The job is to output each record exactly as it stands, pictures excluded.

(Stored items from a collection)
◆ ◆ ◆
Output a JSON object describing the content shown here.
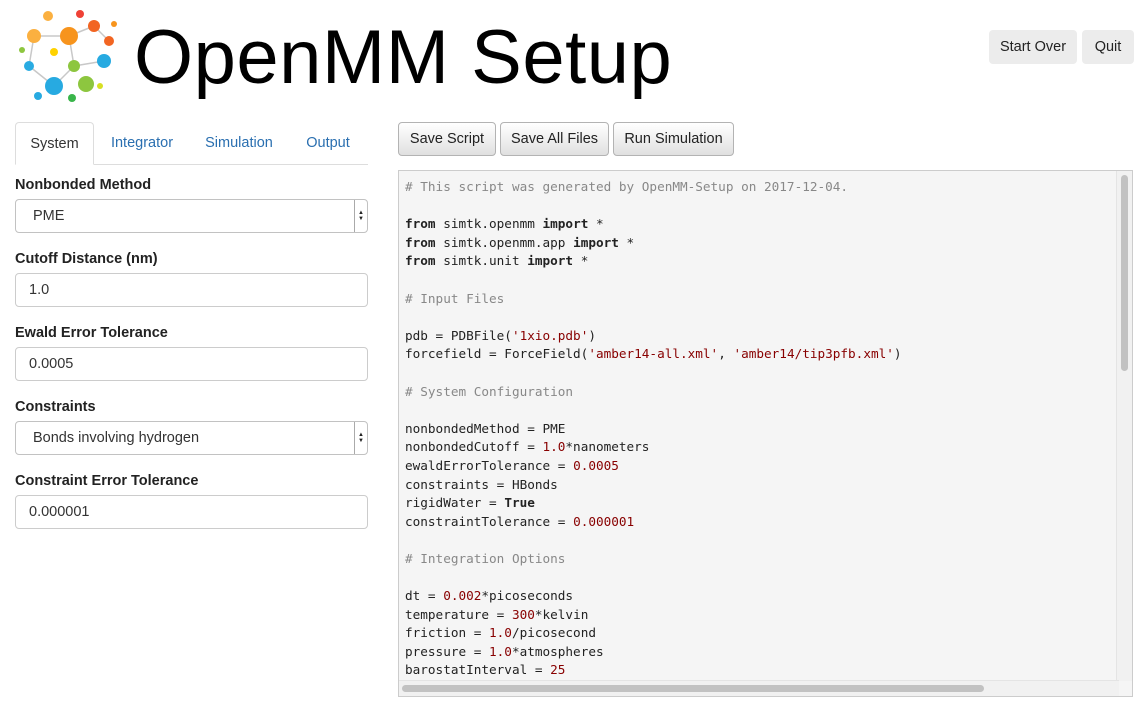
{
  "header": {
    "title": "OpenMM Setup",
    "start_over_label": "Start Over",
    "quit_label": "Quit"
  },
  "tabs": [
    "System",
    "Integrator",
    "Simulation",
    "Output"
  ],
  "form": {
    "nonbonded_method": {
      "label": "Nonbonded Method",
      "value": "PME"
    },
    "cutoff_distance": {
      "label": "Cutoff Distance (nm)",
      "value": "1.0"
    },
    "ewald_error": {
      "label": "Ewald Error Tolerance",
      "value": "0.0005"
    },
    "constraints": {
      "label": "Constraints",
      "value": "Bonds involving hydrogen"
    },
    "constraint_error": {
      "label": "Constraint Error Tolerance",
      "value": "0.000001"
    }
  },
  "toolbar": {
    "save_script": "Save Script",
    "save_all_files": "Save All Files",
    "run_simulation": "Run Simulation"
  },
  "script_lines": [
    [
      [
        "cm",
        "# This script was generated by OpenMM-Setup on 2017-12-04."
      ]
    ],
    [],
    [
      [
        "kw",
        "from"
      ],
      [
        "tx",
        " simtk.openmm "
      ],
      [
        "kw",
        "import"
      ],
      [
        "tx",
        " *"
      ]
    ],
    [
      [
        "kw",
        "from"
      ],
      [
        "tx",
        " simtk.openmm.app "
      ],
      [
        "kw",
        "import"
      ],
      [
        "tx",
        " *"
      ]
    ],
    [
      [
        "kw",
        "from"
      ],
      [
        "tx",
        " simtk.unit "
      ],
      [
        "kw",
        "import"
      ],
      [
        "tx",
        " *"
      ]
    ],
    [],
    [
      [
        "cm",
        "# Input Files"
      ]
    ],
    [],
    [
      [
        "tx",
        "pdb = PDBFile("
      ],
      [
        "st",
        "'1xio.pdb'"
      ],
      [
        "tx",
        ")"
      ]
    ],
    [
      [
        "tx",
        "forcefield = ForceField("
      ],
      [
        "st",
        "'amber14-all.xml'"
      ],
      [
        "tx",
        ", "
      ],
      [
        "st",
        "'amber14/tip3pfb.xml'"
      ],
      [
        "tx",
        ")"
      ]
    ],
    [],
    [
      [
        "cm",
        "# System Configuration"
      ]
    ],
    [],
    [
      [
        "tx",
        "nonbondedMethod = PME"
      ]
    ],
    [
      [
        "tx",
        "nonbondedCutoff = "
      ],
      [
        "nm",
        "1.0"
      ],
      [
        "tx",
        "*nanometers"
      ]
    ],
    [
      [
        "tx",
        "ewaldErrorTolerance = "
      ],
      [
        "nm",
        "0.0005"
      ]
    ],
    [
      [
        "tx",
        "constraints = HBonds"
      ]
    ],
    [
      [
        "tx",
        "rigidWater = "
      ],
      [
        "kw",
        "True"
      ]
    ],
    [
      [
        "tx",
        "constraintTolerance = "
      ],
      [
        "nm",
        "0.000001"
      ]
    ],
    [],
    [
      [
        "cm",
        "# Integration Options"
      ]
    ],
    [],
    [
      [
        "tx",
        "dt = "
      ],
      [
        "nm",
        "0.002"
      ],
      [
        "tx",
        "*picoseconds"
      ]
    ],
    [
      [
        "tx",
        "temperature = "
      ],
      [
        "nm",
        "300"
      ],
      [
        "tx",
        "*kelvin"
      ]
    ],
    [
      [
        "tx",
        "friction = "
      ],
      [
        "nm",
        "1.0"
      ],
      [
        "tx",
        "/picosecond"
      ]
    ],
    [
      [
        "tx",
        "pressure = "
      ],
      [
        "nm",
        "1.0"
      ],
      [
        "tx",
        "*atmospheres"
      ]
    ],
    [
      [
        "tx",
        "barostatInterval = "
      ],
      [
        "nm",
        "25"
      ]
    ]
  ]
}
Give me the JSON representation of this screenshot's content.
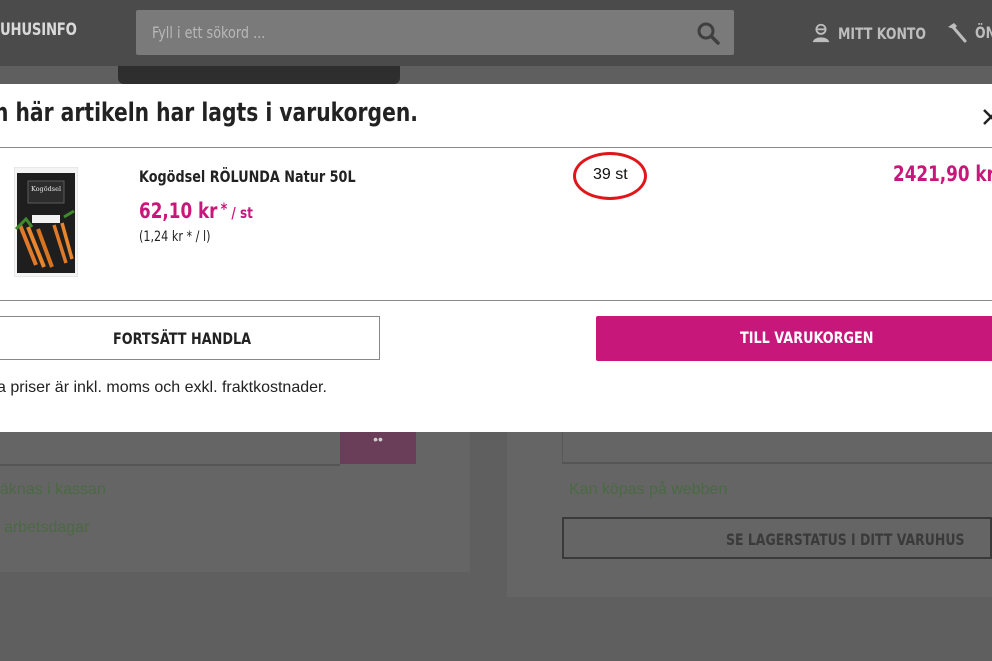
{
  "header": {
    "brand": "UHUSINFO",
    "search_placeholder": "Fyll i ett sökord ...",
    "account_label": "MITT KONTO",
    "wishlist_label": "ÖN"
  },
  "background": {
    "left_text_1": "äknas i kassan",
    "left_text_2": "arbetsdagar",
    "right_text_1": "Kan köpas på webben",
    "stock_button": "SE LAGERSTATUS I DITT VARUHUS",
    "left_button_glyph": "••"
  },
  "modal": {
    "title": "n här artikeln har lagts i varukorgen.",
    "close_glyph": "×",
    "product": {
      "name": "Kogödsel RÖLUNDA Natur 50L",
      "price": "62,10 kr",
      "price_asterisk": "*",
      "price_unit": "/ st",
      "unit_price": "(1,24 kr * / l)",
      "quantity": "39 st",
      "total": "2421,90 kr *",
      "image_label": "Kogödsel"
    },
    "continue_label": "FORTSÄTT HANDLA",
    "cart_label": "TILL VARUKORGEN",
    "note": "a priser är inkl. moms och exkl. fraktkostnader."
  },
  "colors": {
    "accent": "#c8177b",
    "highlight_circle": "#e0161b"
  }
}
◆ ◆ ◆
» Result for this exercise:
Output a JSON object describing the content shown here.
{
  "header": {
    "title": "OpenMM Setup",
    "start_over_label": "Start Over",
    "quit_label": "Quit"
  },
  "tabs": [
    "System",
    "Integrator",
    "Simulation",
    "Output"
  ],
  "form": {
    "nonbonded_method": {
      "label": "Nonbonded Method",
      "value": "PME"
    },
    "cutoff_distance": {
      "label": "Cutoff Distance (nm)",
      "value": "1.0"
    },
    "ewald_error": {
      "label": "Ewald Error Tolerance",
      "value": "0.0005"
    },
    "constraints": {
      "label": "Constraints",
      "value": "Bonds involving hydrogen"
    },
    "constraint_error": {
      "label": "Constraint Error Tolerance",
      "value": "0.000001"
    }
  },
  "toolbar": {
    "save_script": "Save Script",
    "save_all_files": "Save All Files",
    "run_simulation": "Run Simulation"
  },
  "script_lines": [
    [
      [
        "cm",
        "# This script was generated by OpenMM-Setup on 2017-12-04."
      ]
    ],
    [],
    [
      [
        "kw",
        "from"
      ],
      [
        "tx",
        " simtk.openmm "
      ],
      [
        "kw",
        "import"
      ],
      [
        "tx",
        " *"
      ]
    ],
    [
      [
        "kw",
        "from"
      ],
      [
        "tx",
        " simtk.openmm.app "
      ],
      [
        "kw",
        "import"
      ],
      [
        "tx",
        " *"
      ]
    ],
    [
      [
        "kw",
        "from"
      ],
      [
        "tx",
        " simtk.unit "
      ],
      [
        "kw",
        "import"
      ],
      [
        "tx",
        " *"
      ]
    ],
    [],
    [
      [
        "cm",
        "# Input Files"
      ]
    ],
    [],
    [
      [
        "tx",
        "pdb = PDBFile("
      ],
      [
        "st",
        "'1xio.pdb'"
      ],
      [
        "tx",
        ")"
      ]
    ],
    [
      [
        "tx",
        "forcefield = ForceField("
      ],
      [
        "st",
        "'amber14-all.xml'"
      ],
      [
        "tx",
        ", "
      ],
      [
        "st",
        "'amber14/tip3pfb.xml'"
      ],
      [
        "tx",
        ")"
      ]
    ],
    [],
    [
      [
        "cm",
        "# System Configuration"
      ]
    ],
    [],
    [
      [
        "tx",
        "nonbondedMethod = PME"
      ]
    ],
    [
      [
        "tx",
        "nonbondedCutoff = "
      ],
      [
        "nm",
        "1.0"
      ],
      [
        "tx",
        "*nanometers"
      ]
    ],
    [
      [
        "tx",
        "ewaldErrorTolerance = "
      ],
      [
        "nm",
        "0.0005"
      ]
    ],
    [
      [
        "tx",
        "constraints = HBonds"
      ]
    ],
    [
      [
        "tx",
        "rigidWater = "
      ],
      [
        "kw",
        "True"
      ]
    ],
    [
      [
        "tx",
        "constraintTolerance = "
      ],
      [
        "nm",
        "0.000001"
      ]
    ],
    [],
    [
      [
        "cm",
        "# Integration Options"
      ]
    ],
    [],
    [
      [
        "tx",
        "dt = "
      ],
      [
        "nm",
        "0.002"
      ],
      [
        "tx",
        "*picoseconds"
      ]
    ],
    [
      [
        "tx",
        "temperature = "
      ],
      [
        "nm",
        "300"
      ],
      [
        "tx",
        "*kelvin"
      ]
    ],
    [
      [
        "tx",
        "friction = "
      ],
      [
        "nm",
        "1.0"
      ],
      [
        "tx",
        "/picosecond"
      ]
    ],
    [
      [
        "tx",
        "pressure = "
      ],
      [
        "nm",
        "1.0"
      ],
      [
        "tx",
        "*atmospheres"
      ]
    ],
    [
      [
        "tx",
        "barostatInterval = "
      ],
      [
        "nm",
        "25"
      ]
    ]
  ]
}
Give me the JSON representation of this screenshot's content.
{
  "header": {
    "brand": "UHUSINFO",
    "search_placeholder": "Fyll i ett sökord ...",
    "account_label": "MITT KONTO",
    "wishlist_label": "ÖN"
  },
  "background": {
    "left_text_1": "äknas i kassan",
    "left_text_2": "arbetsdagar",
    "right_text_1": "Kan köpas på webben",
    "stock_button": "SE LAGERSTATUS I DITT VARUHUS",
    "left_button_glyph": "••"
  },
  "modal": {
    "title": "n här artikeln har lagts i varukorgen.",
    "close_glyph": "×",
    "product": {
      "name": "Kogödsel RÖLUNDA Natur 50L",
      "price": "62,10 kr",
      "price_asterisk": "*",
      "price_unit": "/ st",
      "unit_price": "(1,24 kr * / l)",
      "quantity": "39 st",
      "total": "2421,90 kr *",
      "image_label": "Kogödsel"
    },
    "continue_label": "FORTSÄTT HANDLA",
    "cart_label": "TILL VARUKORGEN",
    "note": "a priser är inkl. moms och exkl. fraktkostnader."
  },
  "colors": {
    "accent": "#c8177b",
    "highlight_circle": "#e0161b"
  }
}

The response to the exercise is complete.